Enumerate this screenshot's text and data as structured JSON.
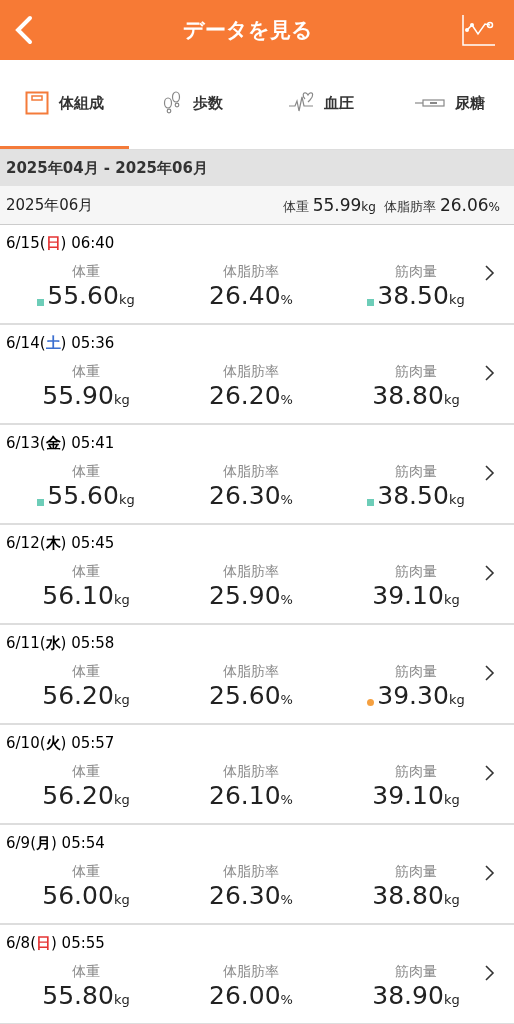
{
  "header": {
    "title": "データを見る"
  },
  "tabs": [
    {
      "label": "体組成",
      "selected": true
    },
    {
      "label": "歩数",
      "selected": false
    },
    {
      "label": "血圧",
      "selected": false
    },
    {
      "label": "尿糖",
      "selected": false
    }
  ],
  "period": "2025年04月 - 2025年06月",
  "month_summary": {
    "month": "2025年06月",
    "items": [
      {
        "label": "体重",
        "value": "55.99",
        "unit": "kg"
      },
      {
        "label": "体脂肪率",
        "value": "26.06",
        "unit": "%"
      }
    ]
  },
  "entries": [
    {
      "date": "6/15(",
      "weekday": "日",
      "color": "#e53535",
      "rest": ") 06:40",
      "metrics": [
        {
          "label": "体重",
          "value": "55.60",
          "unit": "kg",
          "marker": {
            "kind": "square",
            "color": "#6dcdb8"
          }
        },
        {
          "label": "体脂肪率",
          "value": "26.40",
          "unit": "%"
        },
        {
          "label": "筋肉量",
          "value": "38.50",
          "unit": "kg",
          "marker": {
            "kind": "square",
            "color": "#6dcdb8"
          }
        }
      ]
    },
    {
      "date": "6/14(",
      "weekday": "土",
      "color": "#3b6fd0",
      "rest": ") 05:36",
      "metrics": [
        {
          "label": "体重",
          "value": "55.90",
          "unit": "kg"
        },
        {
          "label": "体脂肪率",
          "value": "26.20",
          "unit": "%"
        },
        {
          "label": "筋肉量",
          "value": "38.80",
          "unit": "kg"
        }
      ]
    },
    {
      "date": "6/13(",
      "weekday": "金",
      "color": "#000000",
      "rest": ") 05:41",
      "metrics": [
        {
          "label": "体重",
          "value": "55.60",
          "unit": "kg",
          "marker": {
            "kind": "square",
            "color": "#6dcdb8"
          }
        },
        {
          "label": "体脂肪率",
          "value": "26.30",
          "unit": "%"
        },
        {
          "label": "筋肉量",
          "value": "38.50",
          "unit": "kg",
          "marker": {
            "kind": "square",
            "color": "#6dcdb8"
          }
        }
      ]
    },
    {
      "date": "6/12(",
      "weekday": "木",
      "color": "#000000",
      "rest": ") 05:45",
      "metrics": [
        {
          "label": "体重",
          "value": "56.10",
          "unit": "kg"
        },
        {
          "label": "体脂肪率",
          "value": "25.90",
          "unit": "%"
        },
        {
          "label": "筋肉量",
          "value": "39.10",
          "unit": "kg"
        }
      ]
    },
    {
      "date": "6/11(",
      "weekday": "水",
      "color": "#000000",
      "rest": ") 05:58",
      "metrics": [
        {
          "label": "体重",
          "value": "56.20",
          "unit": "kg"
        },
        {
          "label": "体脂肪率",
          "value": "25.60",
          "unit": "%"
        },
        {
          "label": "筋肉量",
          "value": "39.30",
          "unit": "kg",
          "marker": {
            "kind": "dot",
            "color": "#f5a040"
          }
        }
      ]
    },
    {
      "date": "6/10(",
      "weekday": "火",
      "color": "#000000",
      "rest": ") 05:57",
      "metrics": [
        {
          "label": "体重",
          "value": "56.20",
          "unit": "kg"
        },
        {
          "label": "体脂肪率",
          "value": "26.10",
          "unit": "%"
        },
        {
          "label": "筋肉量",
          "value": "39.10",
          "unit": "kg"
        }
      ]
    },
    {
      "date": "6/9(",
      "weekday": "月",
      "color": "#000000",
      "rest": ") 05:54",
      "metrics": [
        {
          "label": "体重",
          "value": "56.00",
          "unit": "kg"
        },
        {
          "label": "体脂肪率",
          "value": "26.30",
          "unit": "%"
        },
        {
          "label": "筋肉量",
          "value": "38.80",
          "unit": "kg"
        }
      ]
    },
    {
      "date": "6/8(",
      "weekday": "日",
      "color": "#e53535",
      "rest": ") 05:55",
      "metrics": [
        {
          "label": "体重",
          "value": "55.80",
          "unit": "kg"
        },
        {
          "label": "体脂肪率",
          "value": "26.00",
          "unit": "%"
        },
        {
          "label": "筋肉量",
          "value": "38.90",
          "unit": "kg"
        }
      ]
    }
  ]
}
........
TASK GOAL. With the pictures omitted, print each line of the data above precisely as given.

ANSWER AREA.
Enumerate this screenshot's text and data as structured JSON.
{
  "header": {
    "title": "データを見る"
  },
  "tabs": [
    {
      "label": "体組成",
      "selected": true
    },
    {
      "label": "歩数",
      "selected": false
    },
    {
      "label": "血圧",
      "selected": false
    },
    {
      "label": "尿糖",
      "selected": false
    }
  ],
  "period": "2025年04月 - 2025年06月",
  "month_summary": {
    "month": "2025年06月",
    "items": [
      {
        "label": "体重",
        "value": "55.99",
        "unit": "kg"
      },
      {
        "label": "体脂肪率",
        "value": "26.06",
        "unit": "%"
      }
    ]
  },
  "entries": [
    {
      "date": "6/15(",
      "weekday": "日",
      "color": "#e53535",
      "rest": ") 06:40",
      "metrics": [
        {
          "label": "体重",
          "value": "55.60",
          "unit": "kg",
          "marker": {
            "kind": "square",
            "color": "#6dcdb8"
          }
        },
        {
          "label": "体脂肪率",
          "value": "26.40",
          "unit": "%"
        },
        {
          "label": "筋肉量",
          "value": "38.50",
          "unit": "kg",
          "marker": {
            "kind": "square",
            "color": "#6dcdb8"
          }
        }
      ]
    },
    {
      "date": "6/14(",
      "weekday": "土",
      "color": "#3b6fd0",
      "rest": ") 05:36",
      "metrics": [
        {
          "label": "体重",
          "value": "55.90",
          "unit": "kg"
        },
        {
          "label": "体脂肪率",
          "value": "26.20",
          "unit": "%"
        },
        {
          "label": "筋肉量",
          "value": "38.80",
          "unit": "kg"
        }
      ]
    },
    {
      "date": "6/13(",
      "weekday": "金",
      "color": "#000000",
      "rest": ") 05:41",
      "metrics": [
        {
          "label": "体重",
          "value": "55.60",
          "unit": "kg",
          "marker": {
            "kind": "square",
            "color": "#6dcdb8"
          }
        },
        {
          "label": "体脂肪率",
          "value": "26.30",
          "unit": "%"
        },
        {
          "label": "筋肉量",
          "value": "38.50",
          "unit": "kg",
          "marker": {
            "kind": "square",
            "color": "#6dcdb8"
          }
        }
      ]
    },
    {
      "date": "6/12(",
      "weekday": "木",
      "color": "#000000",
      "rest": ") 05:45",
      "metrics": [
        {
          "label": "体重",
          "value": "56.10",
          "unit": "kg"
        },
        {
          "label": "体脂肪率",
          "value": "25.90",
          "unit": "%"
        },
        {
          "label": "筋肉量",
          "value": "39.10",
          "unit": "kg"
        }
      ]
    },
    {
      "date": "6/11(",
      "weekday": "水",
      "color": "#000000",
      "rest": ") 05:58",
      "metrics": [
        {
          "label": "体重",
          "value": "56.20",
          "unit": "kg"
        },
        {
          "label": "体脂肪率",
          "value": "25.60",
          "unit": "%"
        },
        {
          "label": "筋肉量",
          "value": "39.30",
          "unit": "kg",
          "marker": {
            "kind": "dot",
            "color": "#f5a040"
          }
        }
      ]
    },
    {
      "date": "6/10(",
      "weekday": "火",
      "color": "#000000",
      "rest": ") 05:57",
      "metrics": [
        {
          "label": "体重",
          "value": "56.20",
          "unit": "kg"
        },
        {
          "label": "体脂肪率",
          "value": "26.10",
          "unit": "%"
        },
        {
          "label": "筋肉量",
          "value": "39.10",
          "unit": "kg"
        }
      ]
    },
    {
      "date": "6/9(",
      "weekday": "月",
      "color": "#000000",
      "rest": ") 05:54",
      "metrics": [
        {
          "label": "体重",
          "value": "56.00",
          "unit": "kg"
        },
        {
          "label": "体脂肪率",
          "value": "26.30",
          "unit": "%"
        },
        {
          "label": "筋肉量",
          "value": "38.80",
          "unit": "kg"
        }
      ]
    },
    {
      "date": "6/8(",
      "weekday": "日",
      "color": "#e53535",
      "rest": ") 05:55",
      "metrics": [
        {
          "label": "体重",
          "value": "55.80",
          "unit": "kg"
        },
        {
          "label": "体脂肪率",
          "value": "26.00",
          "unit": "%"
        },
        {
          "label": "筋肉量",
          "value": "38.90",
          "unit": "kg"
        }
      ]
    }
  ]
}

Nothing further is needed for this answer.